Given entries Start Marker

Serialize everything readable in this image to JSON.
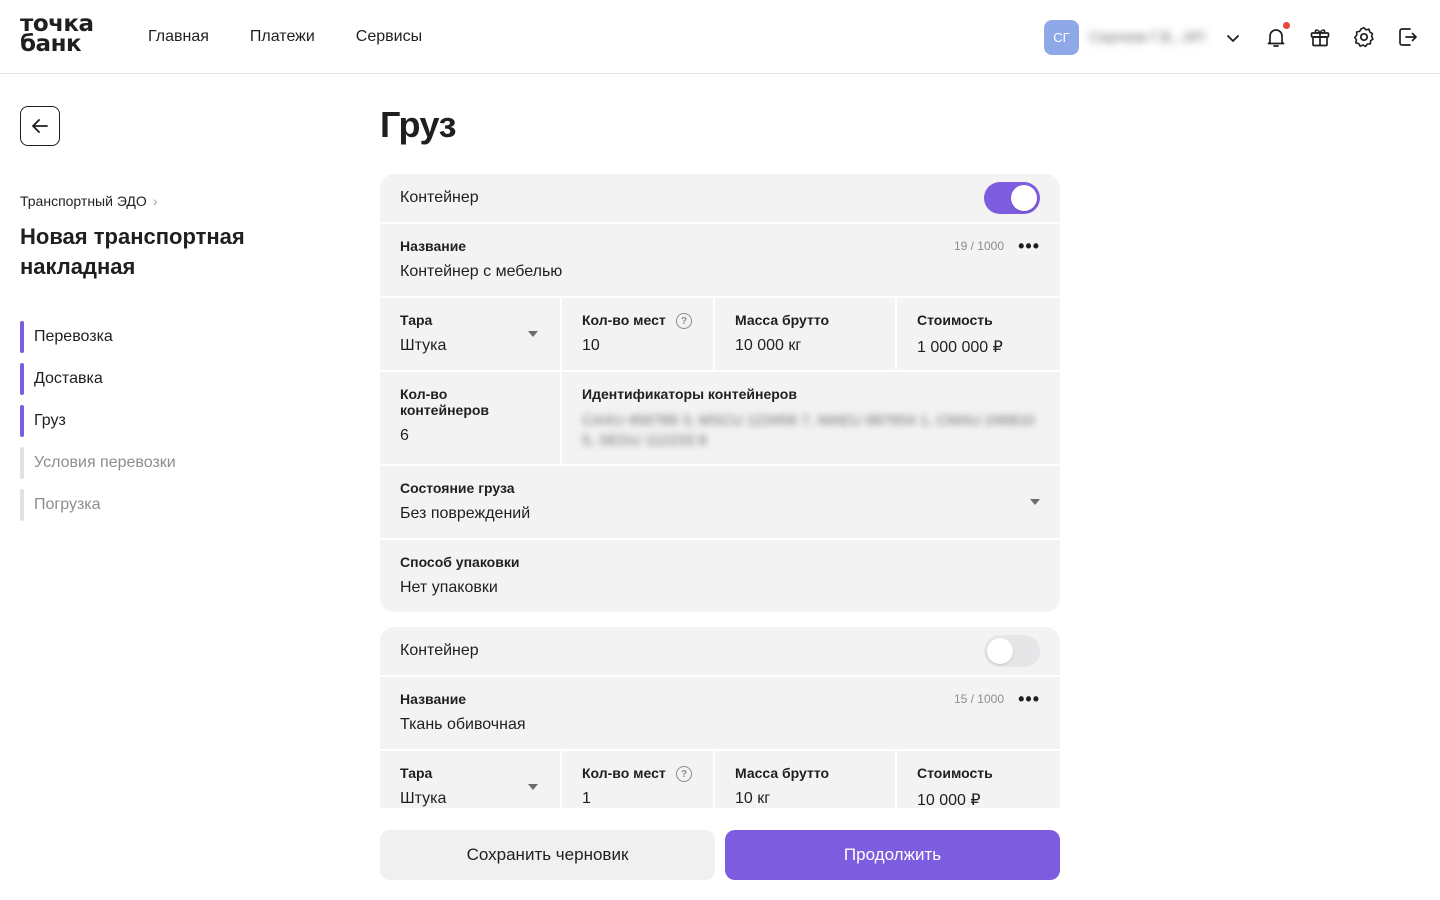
{
  "brand": {
    "line1": "точка",
    "line2": "банк"
  },
  "nav": [
    "Главная",
    "Платежи",
    "Сервисы"
  ],
  "user": {
    "initials": "СГ",
    "name": "Сергеев Г.В., ИП"
  },
  "colors": {
    "accent": "#7d5cdf",
    "notification_dot": "#e8453c",
    "avatar": "#8ea8e8"
  },
  "icons": [
    "back-arrow-icon",
    "chevron-down-icon",
    "bell-icon",
    "gift-icon",
    "gear-icon",
    "logout-icon",
    "more-dots-icon",
    "help-icon"
  ],
  "sidebar": {
    "breadcrumb": "Транспортный ЭДО",
    "title": "Новая транспортная накладная",
    "steps": [
      {
        "label": "Перевозка",
        "done": true
      },
      {
        "label": "Доставка",
        "done": true
      },
      {
        "label": "Груз",
        "done": true
      },
      {
        "label": "Условия перевозки",
        "done": false
      },
      {
        "label": "Погрузка",
        "done": false
      }
    ]
  },
  "page": {
    "title": "Груз"
  },
  "labels": {
    "container": "Контейнер",
    "name": "Название",
    "tara": "Тара",
    "places": "Кол-во мест",
    "mass": "Масса брутто",
    "cost": "Стоимость",
    "containers_count": "Кол-во контейнеров",
    "container_ids": "Идентификаторы контейнеров",
    "state": "Состояние груза",
    "packing": "Способ упаковки"
  },
  "cargo": [
    {
      "container_on": true,
      "name": "Контейнер с мебелью",
      "counter": "19 / 1000",
      "tara": "Штука",
      "places": "10",
      "mass": "10 000 кг",
      "cost": "1 000 000 ₽",
      "containers_count": "6",
      "container_ids": "CAXU 456789 3, MSCU 123456 7, MAEU 987654 1, CMAU 246810 5, SEGU 112233 8",
      "state": "Без повреждений",
      "packing": "Нет упаковки"
    },
    {
      "container_on": false,
      "name": "Ткань обивочная",
      "counter": "15 / 1000",
      "tara": "Штука",
      "places": "1",
      "mass": "10 кг",
      "cost": "10 000 ₽"
    }
  ],
  "buttons": {
    "save_draft": "Сохранить черновик",
    "continue": "Продолжить"
  }
}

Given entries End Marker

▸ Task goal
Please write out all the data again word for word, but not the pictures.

▸ Your response
Serialize everything readable in this image to JSON.
{
  "brand": {
    "line1": "точка",
    "line2": "банк"
  },
  "nav": [
    "Главная",
    "Платежи",
    "Сервисы"
  ],
  "user": {
    "initials": "СГ",
    "name": "Сергеев Г.В., ИП"
  },
  "colors": {
    "accent": "#7d5cdf",
    "notification_dot": "#e8453c",
    "avatar": "#8ea8e8"
  },
  "icons": [
    "back-arrow-icon",
    "chevron-down-icon",
    "bell-icon",
    "gift-icon",
    "gear-icon",
    "logout-icon",
    "more-dots-icon",
    "help-icon"
  ],
  "sidebar": {
    "breadcrumb": "Транспортный ЭДО",
    "title": "Новая транспортная накладная",
    "steps": [
      {
        "label": "Перевозка",
        "done": true
      },
      {
        "label": "Доставка",
        "done": true
      },
      {
        "label": "Груз",
        "done": true
      },
      {
        "label": "Условия перевозки",
        "done": false
      },
      {
        "label": "Погрузка",
        "done": false
      }
    ]
  },
  "page": {
    "title": "Груз"
  },
  "labels": {
    "container": "Контейнер",
    "name": "Название",
    "tara": "Тара",
    "places": "Кол-во мест",
    "mass": "Масса брутто",
    "cost": "Стоимость",
    "containers_count": "Кол-во контейнеров",
    "container_ids": "Идентификаторы контейнеров",
    "state": "Состояние груза",
    "packing": "Способ упаковки"
  },
  "cargo": [
    {
      "container_on": true,
      "name": "Контейнер с мебелью",
      "counter": "19 / 1000",
      "tara": "Штука",
      "places": "10",
      "mass": "10 000 кг",
      "cost": "1 000 000 ₽",
      "containers_count": "6",
      "container_ids": "CAXU 456789 3, MSCU 123456 7, MAEU 987654 1, CMAU 246810 5, SEGU 112233 8",
      "state": "Без повреждений",
      "packing": "Нет упаковки"
    },
    {
      "container_on": false,
      "name": "Ткань обивочная",
      "counter": "15 / 1000",
      "tara": "Штука",
      "places": "1",
      "mass": "10 кг",
      "cost": "10 000 ₽"
    }
  ],
  "buttons": {
    "save_draft": "Сохранить черновик",
    "continue": "Продолжить"
  }
}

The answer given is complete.